----- INFORMATION PROVIDED
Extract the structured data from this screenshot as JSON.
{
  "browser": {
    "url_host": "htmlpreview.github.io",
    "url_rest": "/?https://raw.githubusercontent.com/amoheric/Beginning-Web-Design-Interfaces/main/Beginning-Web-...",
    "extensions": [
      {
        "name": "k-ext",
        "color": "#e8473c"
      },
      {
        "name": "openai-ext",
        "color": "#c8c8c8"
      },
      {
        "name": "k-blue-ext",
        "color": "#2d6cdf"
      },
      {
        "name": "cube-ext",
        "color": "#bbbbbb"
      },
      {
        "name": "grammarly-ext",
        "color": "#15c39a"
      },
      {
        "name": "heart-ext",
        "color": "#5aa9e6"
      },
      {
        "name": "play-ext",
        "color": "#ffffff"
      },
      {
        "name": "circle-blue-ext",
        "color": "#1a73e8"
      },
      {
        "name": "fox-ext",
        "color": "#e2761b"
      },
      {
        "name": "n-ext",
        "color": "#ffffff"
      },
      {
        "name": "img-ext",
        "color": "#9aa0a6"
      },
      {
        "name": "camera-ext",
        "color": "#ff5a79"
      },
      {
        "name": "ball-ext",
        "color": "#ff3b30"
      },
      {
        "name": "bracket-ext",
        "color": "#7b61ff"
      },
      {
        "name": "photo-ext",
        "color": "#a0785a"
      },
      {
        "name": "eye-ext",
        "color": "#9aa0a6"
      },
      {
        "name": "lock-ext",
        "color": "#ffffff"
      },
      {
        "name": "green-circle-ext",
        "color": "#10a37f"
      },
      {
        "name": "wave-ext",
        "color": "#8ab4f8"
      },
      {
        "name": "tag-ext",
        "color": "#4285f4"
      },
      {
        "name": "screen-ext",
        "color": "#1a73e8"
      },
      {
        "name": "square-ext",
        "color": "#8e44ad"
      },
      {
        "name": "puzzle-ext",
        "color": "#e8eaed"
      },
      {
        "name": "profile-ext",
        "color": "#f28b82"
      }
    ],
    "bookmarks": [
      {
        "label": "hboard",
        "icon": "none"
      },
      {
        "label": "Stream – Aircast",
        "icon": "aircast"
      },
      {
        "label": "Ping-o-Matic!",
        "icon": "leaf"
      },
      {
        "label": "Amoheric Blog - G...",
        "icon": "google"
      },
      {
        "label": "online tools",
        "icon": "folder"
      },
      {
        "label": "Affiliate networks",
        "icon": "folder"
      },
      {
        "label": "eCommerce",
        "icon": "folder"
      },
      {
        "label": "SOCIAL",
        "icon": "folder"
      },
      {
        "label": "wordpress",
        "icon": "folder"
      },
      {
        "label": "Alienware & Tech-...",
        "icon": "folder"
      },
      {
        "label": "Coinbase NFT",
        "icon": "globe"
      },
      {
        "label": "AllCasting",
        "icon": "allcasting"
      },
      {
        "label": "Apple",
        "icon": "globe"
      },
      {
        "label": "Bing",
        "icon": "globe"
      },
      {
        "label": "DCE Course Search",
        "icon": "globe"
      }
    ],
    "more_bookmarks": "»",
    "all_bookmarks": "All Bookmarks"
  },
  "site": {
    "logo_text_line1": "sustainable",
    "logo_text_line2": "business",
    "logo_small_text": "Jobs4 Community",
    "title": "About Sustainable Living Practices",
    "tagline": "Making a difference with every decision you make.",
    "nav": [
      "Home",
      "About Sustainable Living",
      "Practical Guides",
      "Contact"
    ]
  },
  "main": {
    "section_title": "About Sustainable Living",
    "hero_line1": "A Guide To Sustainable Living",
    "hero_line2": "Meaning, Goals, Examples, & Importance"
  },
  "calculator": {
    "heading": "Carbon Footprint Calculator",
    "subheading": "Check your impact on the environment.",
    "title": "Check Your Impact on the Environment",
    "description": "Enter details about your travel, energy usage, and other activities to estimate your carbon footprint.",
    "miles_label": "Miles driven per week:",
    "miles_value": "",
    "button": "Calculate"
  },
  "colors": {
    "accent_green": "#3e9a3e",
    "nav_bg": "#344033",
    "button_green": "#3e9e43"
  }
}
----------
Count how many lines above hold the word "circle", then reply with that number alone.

2